There are alternate angles which appear during tracks 10 ("Hi Jackers" by Glen Masters) and 15 ("Farfisa" by Fusion Orchestra). These, too, are in 1.78:1 and are 16x9 enhanced. They are cuts from the huge display behind Cook during the gig.
The booklet is a cute little piece of promo more than anything else. It does summarise the special features a little better than the jacket does, though. There are some nice pictures to look at, too.
NOTE: To view non-R4 releases, your equipment needs to be multi-zone compatible and usually also NTSC compatible.
Information on the R1 release is extremely sketchy online, but as far as I can tell, the R1 release misses out on:
The R4 release misses out on:
This is probably because Fatboy Slim isn't as big in the US as he is in the UK, Australia and Asia. Given the lower cost, the better picture quality and the absolutely essential remastered audio tracks, the R4 release is easily the winner.
Fatboy Slim - Big Beach Boutique II is an awesome gig on a fantastic DVD.
The picture quality is good.
The audio quality is exceptional -- Warner Vision have outdone themselves with this one.
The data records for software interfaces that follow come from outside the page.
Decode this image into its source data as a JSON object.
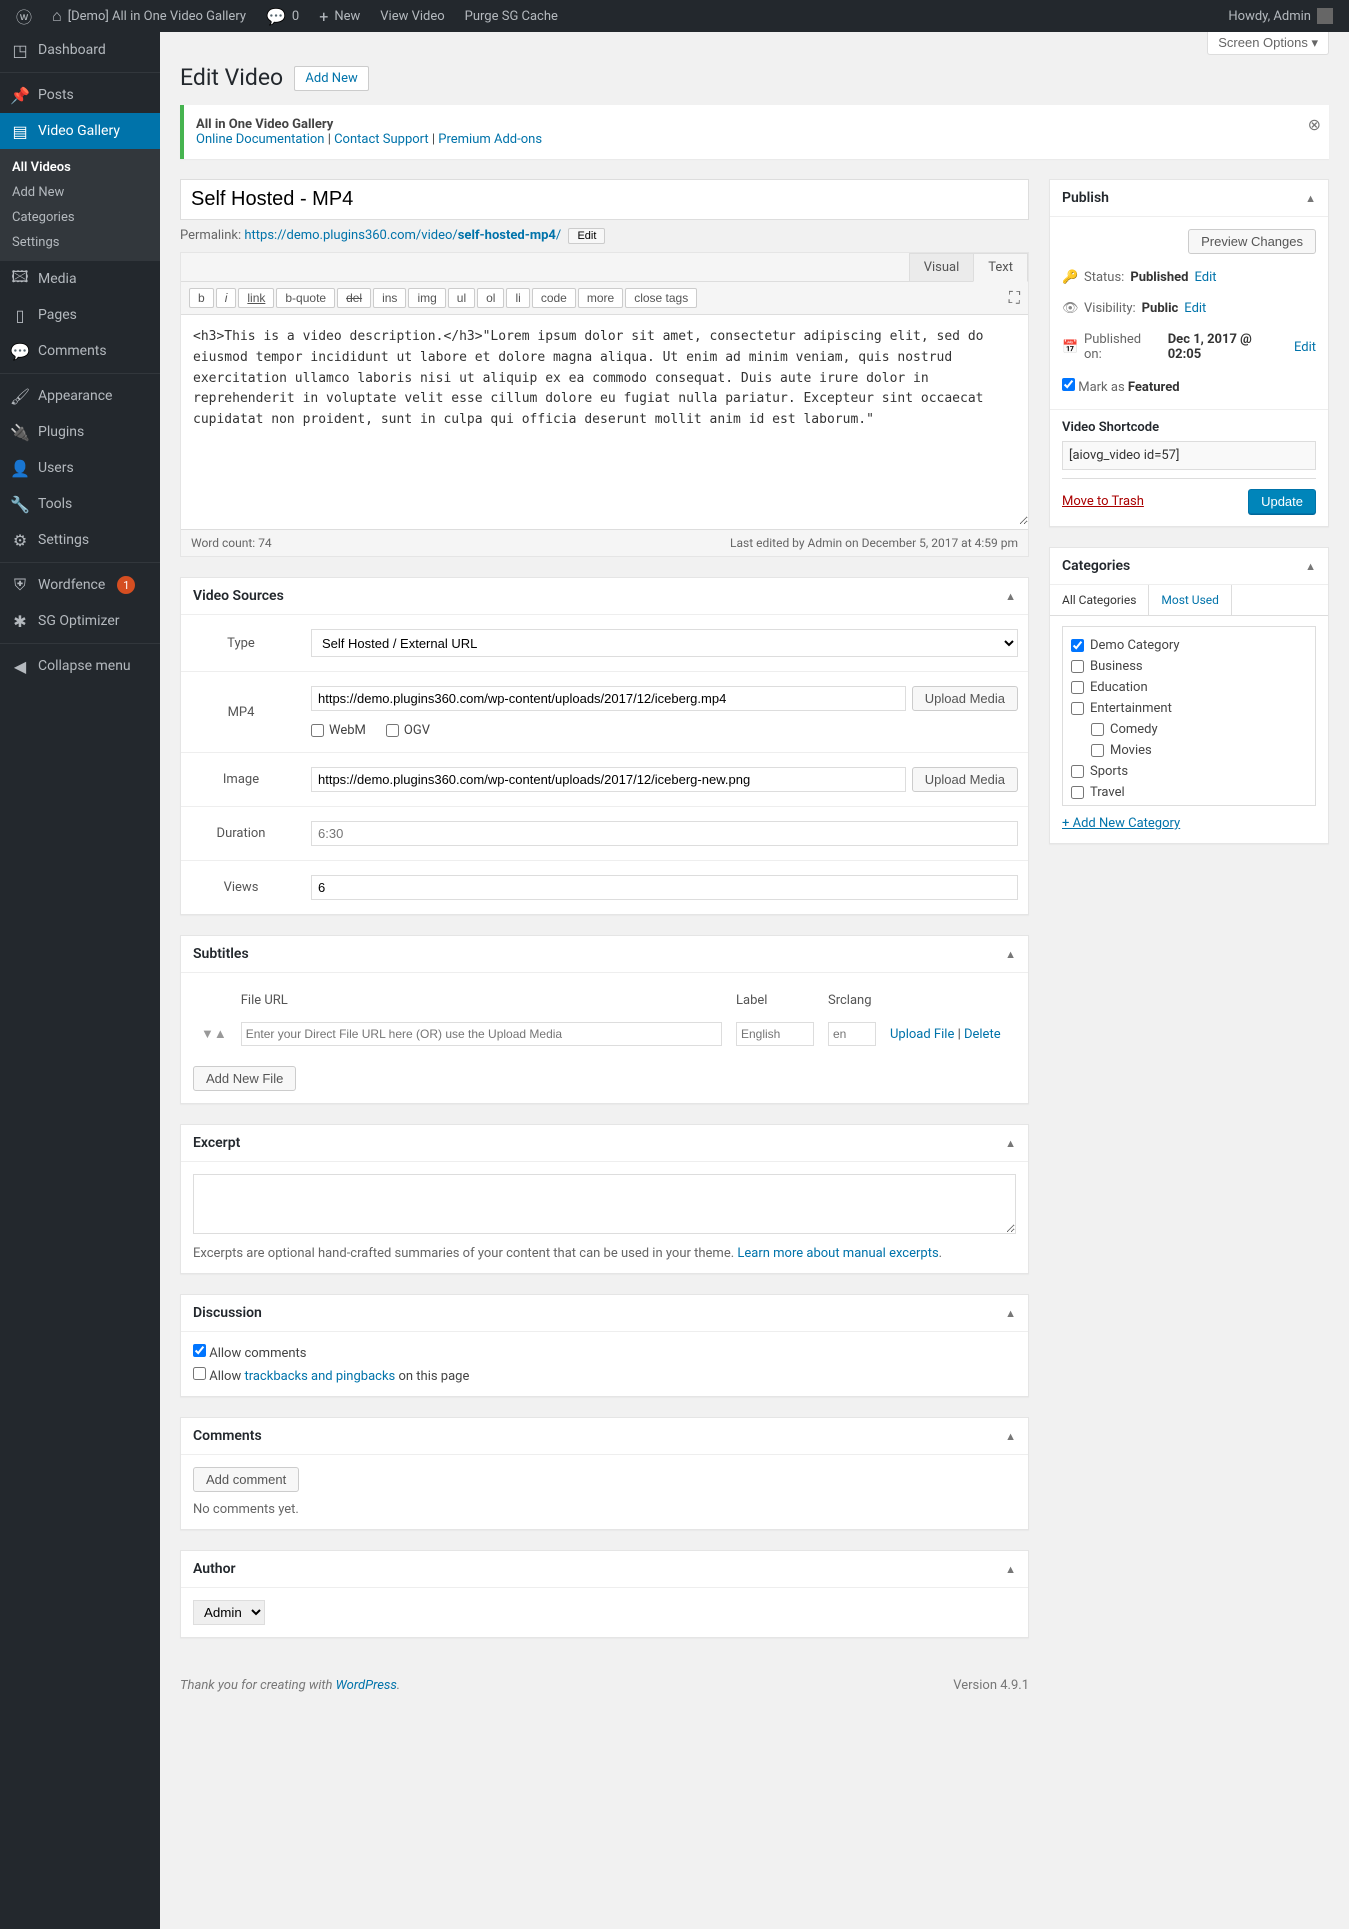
{
  "adminbar": {
    "site_name": "[Demo] All in One Video Gallery",
    "comments_count": "0",
    "new_label": "New",
    "view_video": "View Video",
    "purge_cache": "Purge SG Cache",
    "howdy": "Howdy, Admin"
  },
  "sidebar": {
    "dashboard": "Dashboard",
    "posts": "Posts",
    "video_gallery": "Video Gallery",
    "sub_all": "All Videos",
    "sub_add": "Add New",
    "sub_cat": "Categories",
    "sub_settings": "Settings",
    "media": "Media",
    "pages": "Pages",
    "comments": "Comments",
    "appearance": "Appearance",
    "plugins": "Plugins",
    "users": "Users",
    "tools": "Tools",
    "settings": "Settings",
    "wordfence": "Wordfence",
    "wordfence_badge": "1",
    "sg": "SG Optimizer",
    "collapse": "Collapse menu"
  },
  "screen_options": "Screen Options",
  "page_title": "Edit Video",
  "add_new_btn": "Add New",
  "notice": {
    "brand": "All in One Video Gallery",
    "doc": "Online Documentation",
    "support": "Contact Support",
    "premium": "Premium Add-ons"
  },
  "title_value": "Self Hosted - MP4",
  "permalink": {
    "label": "Permalink:",
    "base": "https://demo.plugins360.com/video/",
    "slug": "self-hosted-mp4",
    "edit": "Edit"
  },
  "editor": {
    "tab_visual": "Visual",
    "tab_text": "Text",
    "qt_b": "b",
    "qt_i": "i",
    "qt_link": "link",
    "qt_bquote": "b-quote",
    "qt_del": "del",
    "qt_ins": "ins",
    "qt_img": "img",
    "qt_ul": "ul",
    "qt_ol": "ol",
    "qt_li": "li",
    "qt_code": "code",
    "qt_more": "more",
    "qt_close": "close tags",
    "content": "<h3>This is a video description.</h3>\"Lorem ipsum dolor sit amet, consectetur adipiscing elit, sed do eiusmod tempor incididunt ut labore et dolore magna aliqua. Ut enim ad minim veniam, quis nostrud exercitation ullamco laboris nisi ut aliquip ex ea commodo consequat. Duis aute irure dolor in reprehenderit in voluptate velit esse cillum dolore eu fugiat nulla pariatur. Excepteur sint occaecat cupidatat non proident, sunt in culpa qui officia deserunt mollit anim id est laborum.\"",
    "word_count_label": "Word count: ",
    "word_count": "74",
    "last_edited": "Last edited by Admin on December 5, 2017 at 4:59 pm"
  },
  "video_sources": {
    "title": "Video Sources",
    "type_label": "Type",
    "type_value": "Self Hosted / External URL",
    "mp4_label": "MP4",
    "mp4_value": "https://demo.plugins360.com/wp-content/uploads/2017/12/iceberg.mp4",
    "upload_media": "Upload Media",
    "webm_label": "WebM",
    "ogv_label": "OGV",
    "image_label": "Image",
    "image_value": "https://demo.plugins360.com/wp-content/uploads/2017/12/iceberg-new.png",
    "duration_label": "Duration",
    "duration_placeholder": "6:30",
    "views_label": "Views",
    "views_value": "6"
  },
  "subtitles": {
    "title": "Subtitles",
    "col_file": "File URL",
    "col_label": "Label",
    "col_srclang": "Srclang",
    "file_placeholder": "Enter your Direct File URL here (OR) use the Upload Media",
    "label_placeholder": "English",
    "srclang_placeholder": "en",
    "upload": "Upload File",
    "delete": "Delete",
    "add_new_file": "Add New File"
  },
  "excerpt": {
    "title": "Excerpt",
    "help_prefix": "Excerpts are optional hand-crafted summaries of your content that can be used in your theme. ",
    "help_link": "Learn more about manual excerpts"
  },
  "discussion": {
    "title": "Discussion",
    "allow_comments": "Allow comments",
    "allow_prefix": "Allow ",
    "trackbacks": "trackbacks and pingbacks",
    "on_this_page": " on this page"
  },
  "comments_box": {
    "title": "Comments",
    "add_comment": "Add comment",
    "no_comments": "No comments yet."
  },
  "author_box": {
    "title": "Author",
    "value": "Admin"
  },
  "publish": {
    "title": "Publish",
    "preview": "Preview Changes",
    "status_label": "Status:",
    "status_value": "Published",
    "edit": "Edit",
    "vis_label": "Visibility:",
    "vis_value": "Public",
    "pubon_label": "Published on:",
    "pubon_value": "Dec 1, 2017 @ 02:05",
    "mark_featured": "Mark as",
    "featured": "Featured",
    "shortcode_label": "Video Shortcode",
    "shortcode_value": "[aiovg_video id=57]",
    "trash": "Move to Trash",
    "update": "Update"
  },
  "categories": {
    "title": "Categories",
    "tab_all": "All Categories",
    "tab_most": "Most Used",
    "items": [
      {
        "name": "Demo Category",
        "checked": true,
        "indent": false
      },
      {
        "name": "Business",
        "checked": false,
        "indent": false
      },
      {
        "name": "Education",
        "checked": false,
        "indent": false
      },
      {
        "name": "Entertainment",
        "checked": false,
        "indent": false
      },
      {
        "name": "Comedy",
        "checked": false,
        "indent": true
      },
      {
        "name": "Movies",
        "checked": false,
        "indent": true
      },
      {
        "name": "Sports",
        "checked": false,
        "indent": false
      },
      {
        "name": "Travel",
        "checked": false,
        "indent": false
      }
    ],
    "add_new": "+ Add New Category"
  },
  "footer": {
    "thank_prefix": "Thank you for creating with ",
    "wordpress": "WordPress",
    "version": "Version 4.9.1"
  }
}
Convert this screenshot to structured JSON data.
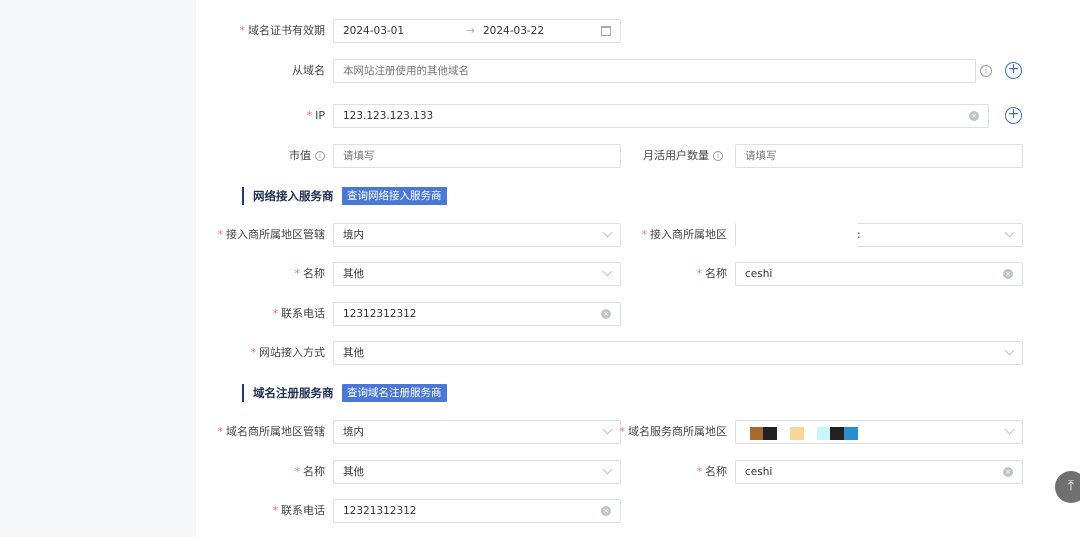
{
  "form": {
    "cert_validity": {
      "label": "域名证书有效期",
      "start": "2024-03-01",
      "separator": "→",
      "end": "2024-03-22"
    },
    "sub_domain": {
      "label": "从域名",
      "placeholder": "本网站注册使用的其他域名"
    },
    "ip": {
      "label": "IP",
      "value": "123.123.123.133"
    },
    "market_value": {
      "label": "市值",
      "placeholder": "请填写"
    },
    "mau": {
      "label": "月活用户数量",
      "placeholder": "请填写"
    }
  },
  "network_section": {
    "title": "网络接入服务商",
    "query_button": "查询网络接入服务商",
    "region_admin": {
      "label": "接入商所属地区管辖",
      "value": "境内"
    },
    "region": {
      "label": "接入商所属地区",
      "value": ":"
    },
    "name_select": {
      "label": "名称",
      "value": "其他"
    },
    "name_input": {
      "label": "名称",
      "value": "ceshi"
    },
    "phone": {
      "label": "联系电话",
      "value": "12312312312"
    },
    "access_method": {
      "label": "网站接入方式",
      "value": "其他"
    }
  },
  "registrar_section": {
    "title": "域名注册服务商",
    "query_button": "查询域名注册服务商",
    "region_admin": {
      "label": "域名商所属地区管辖",
      "value": "境内"
    },
    "region": {
      "label": "域名服务商所属地区",
      "redacted_colors": [
        "#a86a2c",
        "#222222",
        "#fbd49a",
        "#c8f6fa",
        "#222222",
        "#2a8fd0"
      ]
    },
    "name_select": {
      "label": "名称",
      "value": "其他"
    },
    "name_input": {
      "label": "名称",
      "value": "ceshi"
    },
    "phone": {
      "label": "联系电话",
      "value": "12321312312"
    }
  },
  "icons": {
    "info": "info-circle-icon",
    "plus": "plus-circle-icon",
    "calendar": "calendar-icon",
    "clear": "clear-icon",
    "chevron": "chevron-down-icon",
    "back_to_top": "back-to-top-icon"
  }
}
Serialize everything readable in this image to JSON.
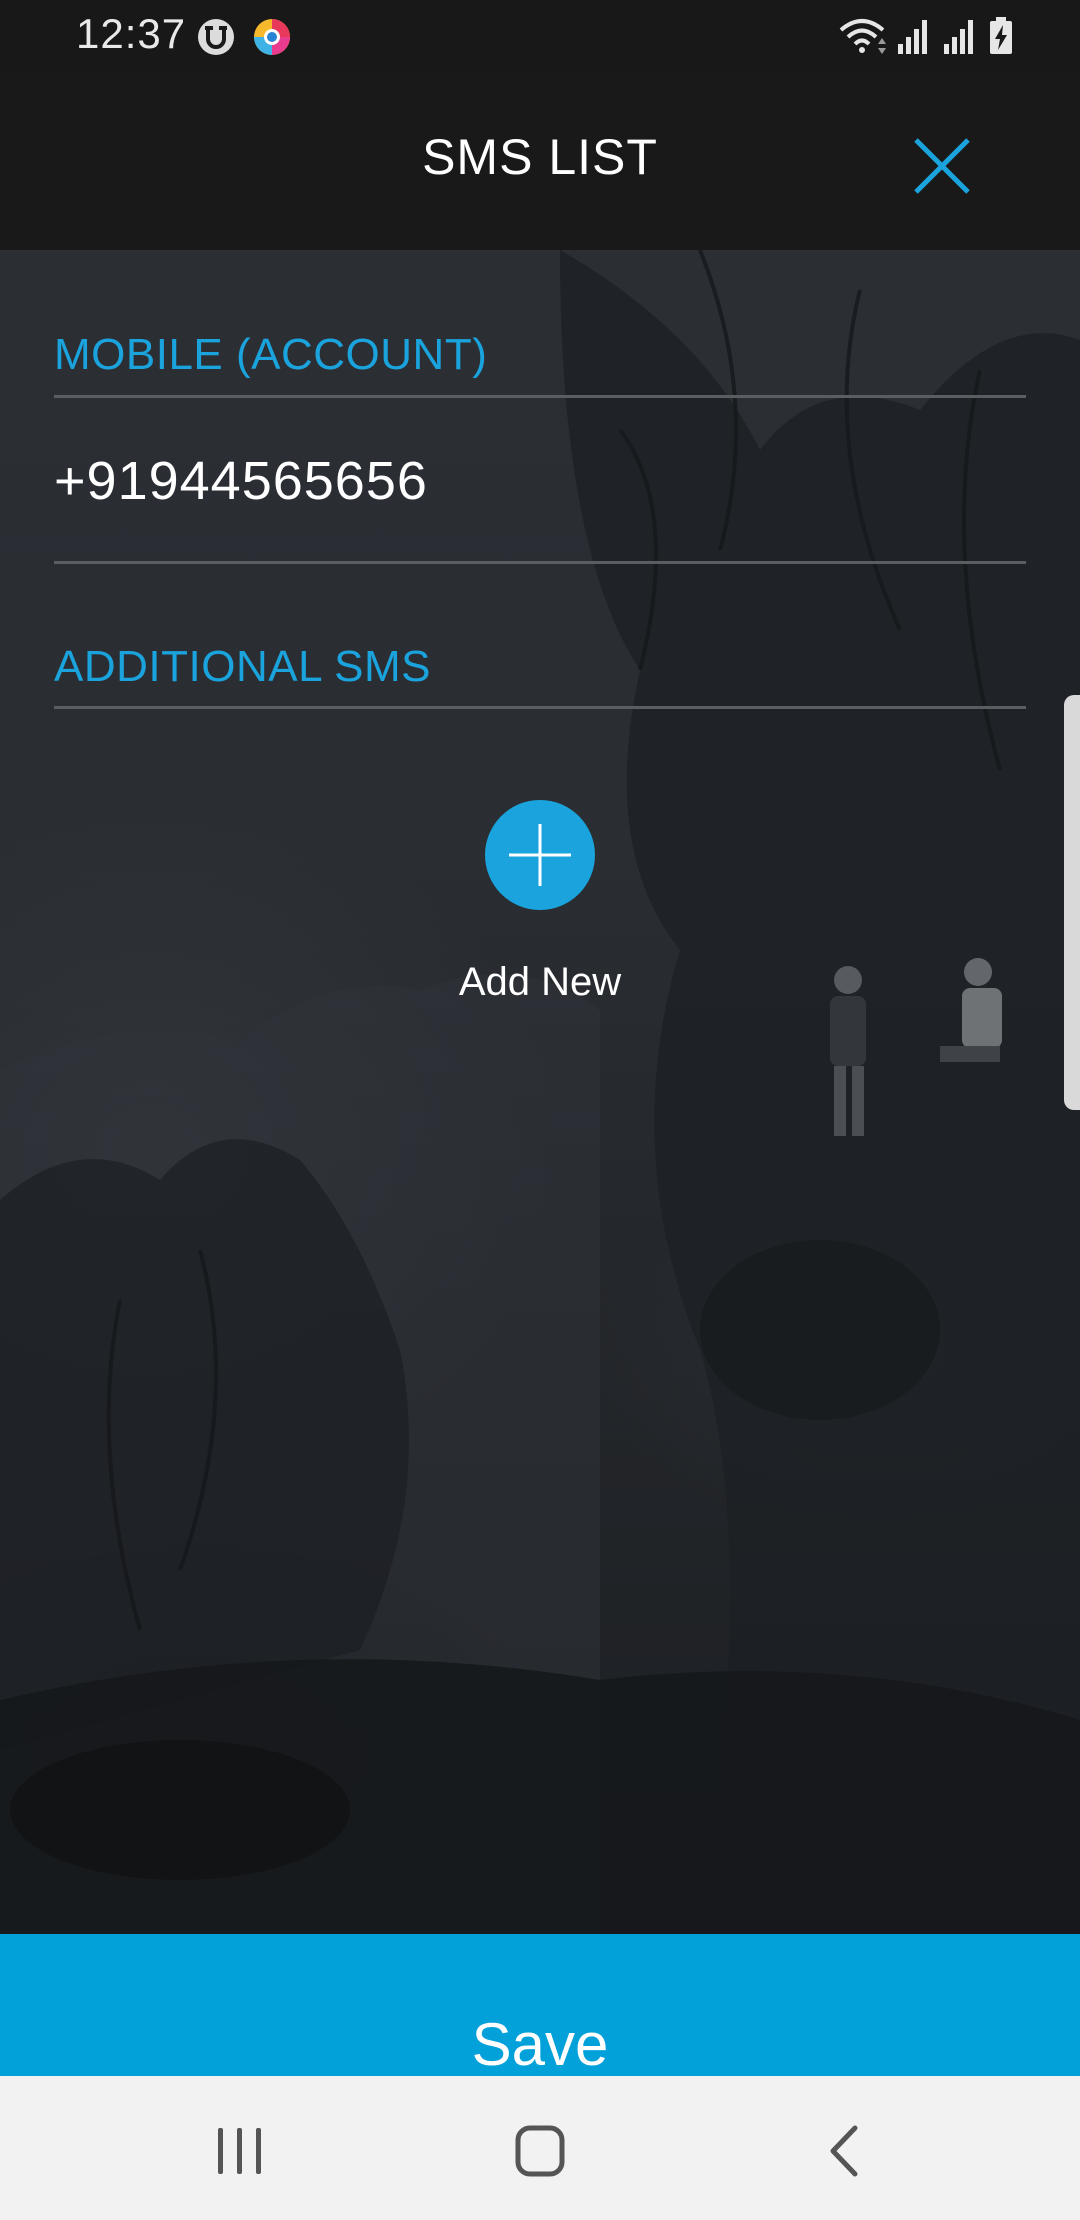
{
  "status_bar": {
    "time": "12:37",
    "icons": [
      "u-circle-icon",
      "colorful-app-icon",
      "wifi-icon",
      "signal-icon",
      "signal-icon",
      "battery-charging-icon"
    ]
  },
  "header": {
    "title": "SMS LIST",
    "close_icon": "close-icon"
  },
  "sections": {
    "mobile_label": "MOBILE (ACCOUNT)",
    "mobile_value": "+91944565656",
    "additional_label": "ADDITIONAL SMS"
  },
  "add_new": {
    "label": "Add New",
    "icon": "plus-icon"
  },
  "save": {
    "label": "Save"
  },
  "nav": {
    "icons": [
      "recents-icon",
      "home-icon",
      "back-icon"
    ]
  },
  "colors": {
    "accent": "#1aa3dc",
    "save_bar": "#03a1da",
    "header_bg": "#191919",
    "nav_bg": "#f2f2f2"
  }
}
My ears will be ringing for weeks.
The extras are a lot of fun and good value, although the two featurettes are the best of the bunch.
|DVD||Panasonic DVD-RV31A-S, using S-Video output|
|Display||Beko 28" (16x9). This display device is 16x9 capable.|
|Audio Decoder||Built in to amplifier/receiver.|
|Speakers||Energy - Front, Rear, Centre & Subwoofer|